BioShock Infinite Review: A Game for the Ages
When I was first given the job of Reviewing BioShock Infinite I thought it was just going to be another job, another game and another review. All I could see ahead of me is a 10-15 hour gameplay session and started my normal note taking process. “The game opens with a strong sense of place” was the first thing that I wrote down and then it hit me. After the first hour of play, I knew this was not another job. Games like BioShock Infinite are the reason that I get up out of bed every day and work as a video game enthusiast writer. The BioShock series, and this game, will be talked about for years to come on more than just gameplay aspects, it will become the blueprint on how to build a fictional world.
Bioshock Infinite – Hello Colombia
After a short setup to the story the main character Dewitt Booker is launched into Colombia, a picturesque, utopic world in the sky. The world is held up by a specific quantum physics particle that goes beyond any type of science of 1912 that the game is set in. The physics is based on a scientist work that pops in the story sporadically. This scientist and her brother at the beginning of the game seem like harmless pranksters. Playing further into the game they become a much, MUCH bigger part of the story to prod, poke and all around mess with the fabric of time and place.
When you step into Colombia you are greeted by a score of beautiful music and sights of religious prophecy. The new world you step into worships three founding fathers and a Prophet named Comstock. You hear Comstock’s words through speeches given throughout the world and in audio recordings found while playing the game. The audio from all of the recordings and set pieces really set Colombia in stone and make you feel something special. The use of iconic music from across multiple different decades is a brilliant way of setting place and making you understand the mood of that place that you are in.
Every piece of BioShock Infinite, every note, every insignificant detail that most games wouldn’t of even had bothered with is set perfectly and that is really what it sets it apart from other games. After playing and seeing all of these different pieces, after putting together the puzzle, I had to put the controller down and just think, for about 10 minutes, about what I had just experienced. The best part about this game is that I know I will return to the world of Colombia multiple times to find everything and be perfectly happy doing it. No multiplayer gameplay, no bull sh*t online pass or DLC is necessary for me to truly enjoy the experience that was meant to be had.
It helps that the combat is also enjoyable in the game. Booker can wield many different powers or vigors. These vigors allow you to preform special abilities to take down enemies. Holding down the vigor button will allow you to use the powers in a different way like a trap. Combining powers, building traps and defend yourself feels good and encourages you to constantly switch up powers so that you can see what you like the best.
The guns are pretty good as well. If I had to pick on one thing in the game though, it’s that you can only hold two different guns at once. I understand the theory behind the gameplay design, but I don’t quite agree with the implementation. It’s supposed to make you change up your gameplay experience by picking up different guns. What it really did though was make me really efficient at using my powers and conserving the ammo for the guns that I really liked. Not until the end sequences of the game did I find myself searching for different guns to fit a certain situation.

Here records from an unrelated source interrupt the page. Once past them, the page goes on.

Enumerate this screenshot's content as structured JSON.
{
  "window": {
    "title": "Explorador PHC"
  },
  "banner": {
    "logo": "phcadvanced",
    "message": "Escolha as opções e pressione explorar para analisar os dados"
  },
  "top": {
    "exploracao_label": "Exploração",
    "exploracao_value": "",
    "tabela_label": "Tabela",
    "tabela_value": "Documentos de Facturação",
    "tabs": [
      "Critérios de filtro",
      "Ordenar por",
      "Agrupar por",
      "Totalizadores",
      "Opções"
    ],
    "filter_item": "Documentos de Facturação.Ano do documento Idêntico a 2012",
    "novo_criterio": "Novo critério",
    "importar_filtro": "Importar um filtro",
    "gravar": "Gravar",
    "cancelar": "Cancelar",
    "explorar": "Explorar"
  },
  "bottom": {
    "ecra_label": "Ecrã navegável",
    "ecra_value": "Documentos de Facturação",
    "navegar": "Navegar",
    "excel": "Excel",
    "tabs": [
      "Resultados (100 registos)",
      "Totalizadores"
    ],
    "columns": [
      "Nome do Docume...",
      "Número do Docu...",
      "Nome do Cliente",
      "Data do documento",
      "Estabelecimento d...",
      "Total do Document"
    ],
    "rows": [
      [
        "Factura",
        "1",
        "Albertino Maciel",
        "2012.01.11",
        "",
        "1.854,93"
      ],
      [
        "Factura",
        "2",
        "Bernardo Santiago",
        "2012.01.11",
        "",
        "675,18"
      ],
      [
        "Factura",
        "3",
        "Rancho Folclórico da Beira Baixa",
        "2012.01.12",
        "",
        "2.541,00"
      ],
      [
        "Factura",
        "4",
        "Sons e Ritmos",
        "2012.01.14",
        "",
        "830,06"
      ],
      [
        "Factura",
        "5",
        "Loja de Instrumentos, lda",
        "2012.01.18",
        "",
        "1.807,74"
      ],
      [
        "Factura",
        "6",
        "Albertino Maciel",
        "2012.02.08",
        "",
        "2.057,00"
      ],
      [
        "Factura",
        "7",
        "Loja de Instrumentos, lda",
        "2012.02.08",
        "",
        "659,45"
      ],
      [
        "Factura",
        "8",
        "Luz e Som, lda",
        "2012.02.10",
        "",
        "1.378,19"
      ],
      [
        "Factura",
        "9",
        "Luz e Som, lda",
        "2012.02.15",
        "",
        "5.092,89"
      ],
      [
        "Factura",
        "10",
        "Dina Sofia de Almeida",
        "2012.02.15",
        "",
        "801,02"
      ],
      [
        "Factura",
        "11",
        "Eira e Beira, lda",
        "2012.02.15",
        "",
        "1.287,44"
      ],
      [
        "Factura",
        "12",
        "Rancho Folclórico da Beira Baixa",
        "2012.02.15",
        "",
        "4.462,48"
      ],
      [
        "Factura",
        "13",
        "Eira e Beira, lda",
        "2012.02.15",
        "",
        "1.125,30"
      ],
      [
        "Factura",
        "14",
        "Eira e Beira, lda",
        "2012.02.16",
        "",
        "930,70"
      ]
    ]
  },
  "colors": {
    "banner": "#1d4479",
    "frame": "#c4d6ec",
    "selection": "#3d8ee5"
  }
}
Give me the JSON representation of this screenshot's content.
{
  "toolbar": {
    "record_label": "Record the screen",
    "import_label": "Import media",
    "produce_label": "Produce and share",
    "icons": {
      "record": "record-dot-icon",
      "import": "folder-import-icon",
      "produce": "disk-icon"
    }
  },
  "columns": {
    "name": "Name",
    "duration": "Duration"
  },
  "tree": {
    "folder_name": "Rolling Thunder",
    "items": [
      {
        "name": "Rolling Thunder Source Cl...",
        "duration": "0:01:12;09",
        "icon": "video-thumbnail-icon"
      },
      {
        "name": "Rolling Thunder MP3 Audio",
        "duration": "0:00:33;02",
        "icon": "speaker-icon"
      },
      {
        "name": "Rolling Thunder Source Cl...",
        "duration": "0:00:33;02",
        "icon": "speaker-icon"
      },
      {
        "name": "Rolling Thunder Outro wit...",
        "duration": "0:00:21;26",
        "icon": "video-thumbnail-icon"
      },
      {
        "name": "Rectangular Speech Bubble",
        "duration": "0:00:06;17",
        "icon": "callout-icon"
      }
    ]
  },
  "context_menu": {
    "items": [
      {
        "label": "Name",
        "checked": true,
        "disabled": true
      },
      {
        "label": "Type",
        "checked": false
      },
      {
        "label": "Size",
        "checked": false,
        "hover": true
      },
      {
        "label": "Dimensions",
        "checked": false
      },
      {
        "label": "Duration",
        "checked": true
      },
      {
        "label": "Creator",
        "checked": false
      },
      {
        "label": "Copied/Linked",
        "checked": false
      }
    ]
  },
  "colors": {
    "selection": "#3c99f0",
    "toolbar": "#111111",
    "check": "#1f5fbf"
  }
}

One aspect of combat that I kind of expected to be not so good was how Elizabeth, the girl you are tasked to rescue from Colombia, was going to react in combat. From the very first interaction the game just tells you to kind of go about your business and that she will not need to be protected. Enemies completely avoid her and she comes in very handy for long battles. Elizabeth can open tears, or doorways, into other dimensions that will bring in helpful things like cover and automated turrets to take out baddies. When you get in a pinch she will even throw you healing items, ammo and salts to fill up your power bar.
Everything about Elizabeth, the combat and the character storyline is awesome in the literal sense. Supporting characters are usually terrible, combat partners are usually useless and that is just not the case in BioShock Infinite. The interactions between Booker Dewitt and Elizabeth are practically flawless other than a random dialog piece or two about picking a lock that might be out of context during what seems like a dire situation. You get a very indescribable feeling about Elizabeth during the cut scenes and in conversations throughout the story. Somehow you feel anger, jealousy, fear and compassion all at once that ends in just sheer emotional exhaustion.
BioShock Infinite is not a good game; it’s not even a great game. It is a legendary game experience that everyone should want to be a part of. The experiences I had in Colombia, with the characters, the sounds design, the visuals and the enemies will be stuck in my memory for eternity and will be the bar that I judge games on in the future. This game is more than a game of the year contender, it is a game of the generation contender that is a must play.